The importance of academic scholarship.
You'd think this would be a good time to A) have a lot of education; and B) work in the education field, but postindustrial employment trends (such as in manufacturing and the service sector) which have benefited management and built an army of of low-wage, no-benefits, contingent workers have been replicated in the higher education field. K-12 teacher are organized in unions and have not suffered in the same way. It's as simple as that.
Table 3 shows that the growth in work-place computer use has not been uniform across demographic or skill groups. Women, college educated workers, whites, and white collar workers are more likely to use computers and have experienced greater wage growth since 1979 than men, non-college workers, blacks, and blue collar workers respectively.
Computers, the Internet, and electronic commerce also raise the returns to marketing and problem solving skills to better match customers’ idiosyncratic preferences to existing products and service. Bresnahan (1999) posits such an organizational complementarity between computers and workers who possess both greater cognitive skills and greater “people” or “soft” skills.
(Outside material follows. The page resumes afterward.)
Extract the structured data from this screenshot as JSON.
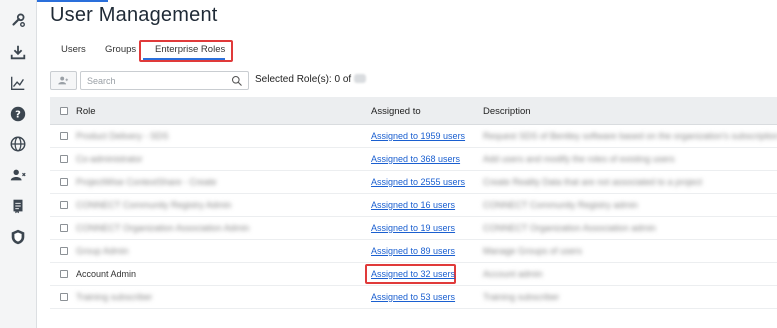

These predictions are consistent with the findings of Autor, Katz, and Krueger (1998) that increased computer intensity is associated with increased employment shares of managers, professionals and other highly educated workers, and with decreased employment shares of clericals, production workers, and less educated workers.